🚵♂️This is a very long and wavy stage. The route crosses the district of Grosseto and heads inland in Capalbio. After a first climb up Poggio Murella (with gradients 20%), and after brushing by Saturnia. After a second pass up Poggio Murella, the finish is less than 9 km away. 🚵♀️ pic.twitter.com/9adEIprY39
— Giro d'Italia (@giroditalia) September 9, 2020
A seven-rider breakaway dashed away at the 12-km mark, and one of the escapees, Benjamin Thomas, tried to solo to victory.
With 54-km to go, Woods’ EF Pro Cycling took over the front of the peloton, drawing the fugitives closer and putting Chris Froome in difficulty.
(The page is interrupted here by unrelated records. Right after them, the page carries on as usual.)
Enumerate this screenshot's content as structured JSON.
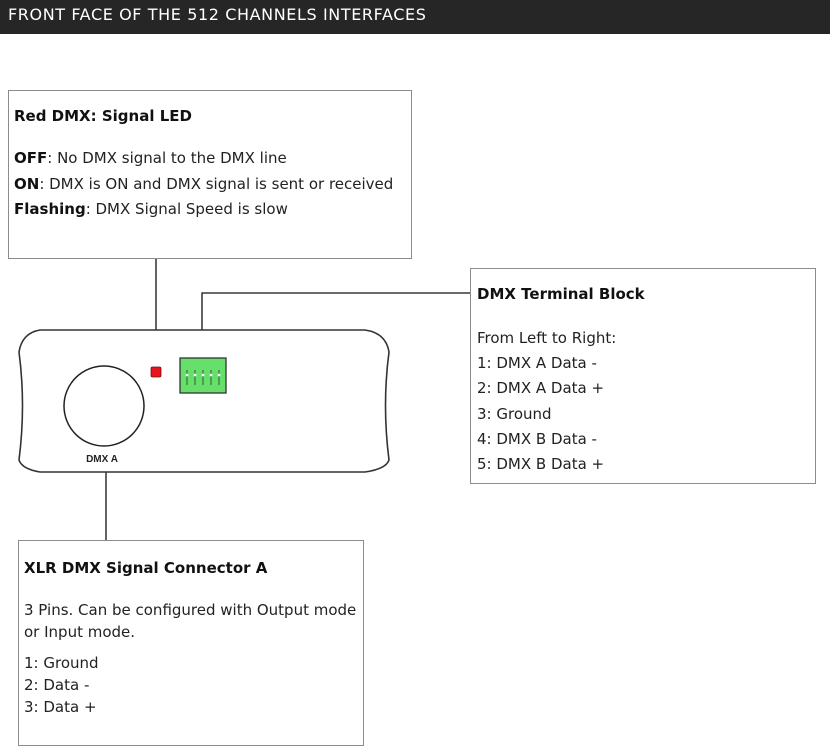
{
  "header": {
    "title": "FRONT FACE OF THE 512 CHANNELS INTERFACES"
  },
  "led_box": {
    "title": "Red DMX: Signal LED",
    "lines": [
      {
        "label": "OFF",
        "text": ": No DMX signal to the DMX line"
      },
      {
        "label": "ON",
        "text": ": DMX is ON and DMX signal is sent or received"
      },
      {
        "label": "Flashing",
        "text": ": DMX Signal Speed is slow"
      }
    ]
  },
  "terminal_box": {
    "title": "DMX Terminal Block",
    "intro": "From Left to Right:",
    "lines": [
      "1: DMX A Data -",
      "2: DMX A Data +",
      "3: Ground",
      "4: DMX B Data -",
      "5: DMX B Data +"
    ]
  },
  "xlr_box": {
    "title": "XLR DMX Signal Connector A",
    "desc_lines": [
      "3 Pins. Can be configured with Output mode",
      "or Input mode."
    ],
    "lines": [
      "1: Ground",
      "2: Data -",
      "3: Data +"
    ]
  },
  "device": {
    "port_label": "DMX A",
    "led_color": "#e8141b",
    "terminal_color": "#66e06a"
  }
}
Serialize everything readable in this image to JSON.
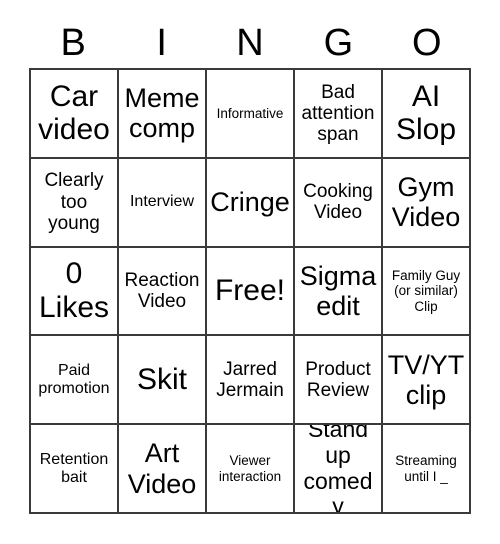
{
  "card": {
    "title": "BINGO",
    "header_letters": [
      "B",
      "I",
      "N",
      "G",
      "O"
    ],
    "free_space_label": "Free!",
    "colors": {
      "grid_line": "#3a3a3a",
      "text": "#000000",
      "background": "#ffffff"
    },
    "rows": [
      [
        {
          "text": "Car video",
          "size": "xxl"
        },
        {
          "text": "Meme comp",
          "size": "xl"
        },
        {
          "text": "Informative",
          "size": "xs"
        },
        {
          "text": "Bad attention span",
          "size": "md"
        },
        {
          "text": "AI Slop",
          "size": "xxl"
        }
      ],
      [
        {
          "text": "Clearly too young",
          "size": "md"
        },
        {
          "text": "Interview",
          "size": "sm"
        },
        {
          "text": "Cringe",
          "size": "xl"
        },
        {
          "text": "Cooking Video",
          "size": "md"
        },
        {
          "text": "Gym Video",
          "size": "xl"
        }
      ],
      [
        {
          "text": "0 Likes",
          "size": "xxl"
        },
        {
          "text": "Reaction Video",
          "size": "md"
        },
        {
          "text": "Free!",
          "size": "xxl"
        },
        {
          "text": "Sigma edit",
          "size": "xl"
        },
        {
          "text": "Family Guy (or similar) Clip",
          "size": "xs"
        }
      ],
      [
        {
          "text": "Paid promotion",
          "size": "sm"
        },
        {
          "text": "Skit",
          "size": "xxl"
        },
        {
          "text": "Jarred Jermain",
          "size": "md"
        },
        {
          "text": "Product Review",
          "size": "md"
        },
        {
          "text": "TV/YT clip",
          "size": "xl"
        }
      ],
      [
        {
          "text": "Retention bait",
          "size": "sm"
        },
        {
          "text": "Art Video",
          "size": "xl"
        },
        {
          "text": "Viewer interaction",
          "size": "xs"
        },
        {
          "text": "Stand up comedy",
          "size": "lg"
        },
        {
          "text": "Streaming until I _",
          "size": "xs"
        }
      ]
    ]
  }
}
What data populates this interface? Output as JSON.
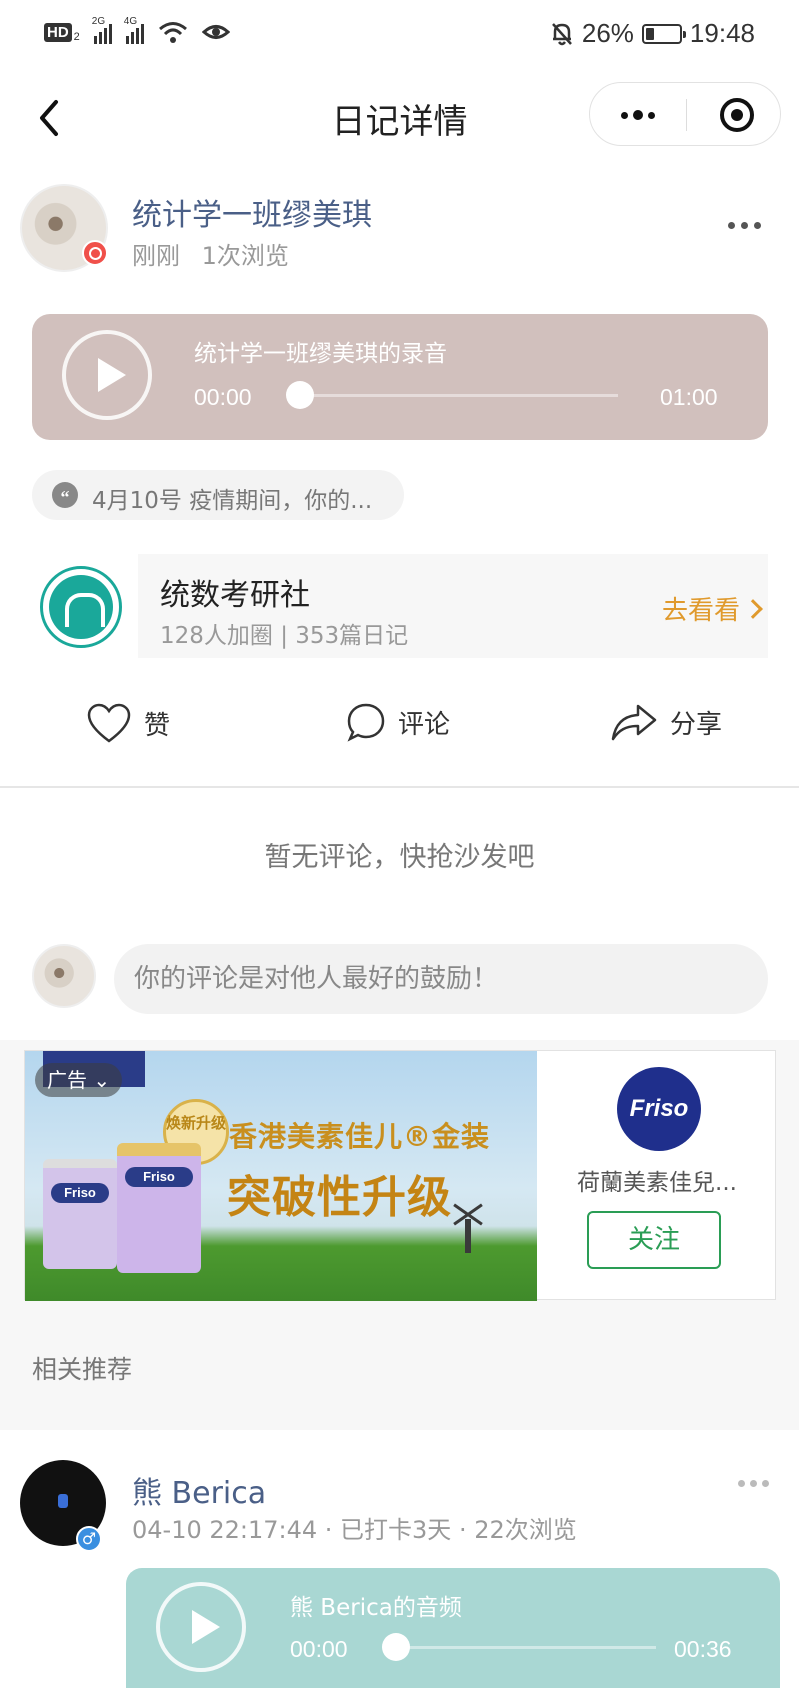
{
  "status_bar": {
    "hd_label": "HD",
    "hd_sub": "2",
    "signal1_label": "2G",
    "signal2_label": "4G",
    "battery_percent": "26%",
    "battery_level": 0.26,
    "time": "19:48",
    "icons": [
      "signal-icon",
      "wifi-icon",
      "eye-icon",
      "bell-off-icon",
      "battery-icon"
    ]
  },
  "nav": {
    "title": "日记详情",
    "back_icon": "chevron-left-icon",
    "more_icon": "more-dots-icon",
    "close_icon": "target-close-icon"
  },
  "post": {
    "author_name": "统计学一班缪美琪",
    "time": "刚刚",
    "views": "1次浏览",
    "audio": {
      "title": "统计学一班缪美琪的录音",
      "current": "00:00",
      "total": "01:00",
      "progress": 0,
      "color": "#d1c0bd"
    },
    "topic_icon_text": "“",
    "topic": "4月10号 疫情期间，你的..."
  },
  "circle": {
    "name": "统数考研社",
    "stats": "128人加圈 | 353篇日记",
    "go_label": "去看看"
  },
  "actions": {
    "like": "赞",
    "comment": "评论",
    "share": "分享"
  },
  "comments": {
    "empty_text": "暂无评论，快抢沙发吧",
    "input_placeholder": "你的评论是对他人最好的鼓励！"
  },
  "ad": {
    "tag": "广告",
    "badge": "焕新升级",
    "headline1": "香港美素佳儿®金装",
    "headline2": "突破性升级",
    "can_label": "Friso",
    "logo_text": "Friso",
    "advertiser": "荷蘭美素佳兒...",
    "follow_label": "关注"
  },
  "related": {
    "title": "相关推荐",
    "items": [
      {
        "author_name": "熊 Berica",
        "meta": "04-10 22:17:44 · 已打卡3天 · 22次浏览",
        "gender_icon": "male-icon",
        "gender_symbol": "♂",
        "audio": {
          "title": "熊 Berica的音频",
          "current": "00:00",
          "total": "00:36",
          "progress": 0,
          "color": "#a9d7d3"
        }
      }
    ]
  },
  "colors": {
    "name_blue": "#4a5f87",
    "accent_orange": "#e09a2d",
    "follow_green": "#2a9d55",
    "circle_teal": "#1aa89a"
  }
}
Yellow-clad Ecuadorian champion Jonathan Klever Caicedo in particular toiled for the Pink Armada.
The six-pack of chasers brought Thomas back.
— CCC Team (@CCCProTeam) September 9, 2020
Uncategorized climbs like the Manciano chipped away at the break’s advantage.
With the fugitives just within touching distance, Deceuninck-Quick Step and Ineos took over the front before the Murella, nicknamed “Muro del Pirata” after Marco Pantani.
— La Flamme Rouge (@laflammerouge16) September 9, 2020
On the Murella, Quick Step’s Frenchman Florian Sénéchal lit out after the final escapee, Matt Holmes (Great Britain/Lotto-Soudal). Both were sopped up just before the peak.
Woods grabbed the reins, with Geraint Thomas and Jakob Fuglsang able to go with him. Woods topped the Murella and then went solo on the descent.
With 6.2 km remaining, Rafal Majka bridged over to the Canadian. Their gap over a high-powered chase containing Thomas, Fuglsang and Simon Yates was small.
Going under the red kite, the duo had a 15-second lead. There was no time for cat and mouse games. Majka led out the sprint, Woods attacked with 150-metres to the line and took a fine victory.
Woods has a tough Stage 4 on which to defend his blue leader’s jersey; there are two HC-rated climbs in the final third of the 194-km route to Cascia.
"I had no choice but to step up my game," said @rusty_woods about the work by his teammates at @EFprocycling that led to his #TirrenoAdriatico2020
stage win today. "The GC certainly is not over. It's going to be a long week."
— Canadian Cycling Mag (@CanadianCycling) September 9, 2020
2020 Tirreno-Adriatico Stage 3
1) Michael Woods (Canada/EF Pro Cycling) 5:19:46
2) Rafal Majka (Poland/Bora-Hansgrohe) +0:01
3) Wilco Kelderman (The Netherlands/Sunweb) +0:20
2020 Tirreno-Adriatico GC
1) Michael Woods (Canada/EF Pro Cycling) 13:19:24
2) Rafal Majka (Poland/Bora-Hansgrohe +0:05
3) Wilco Kelderman (The Netherlands/Sunweb) +0:26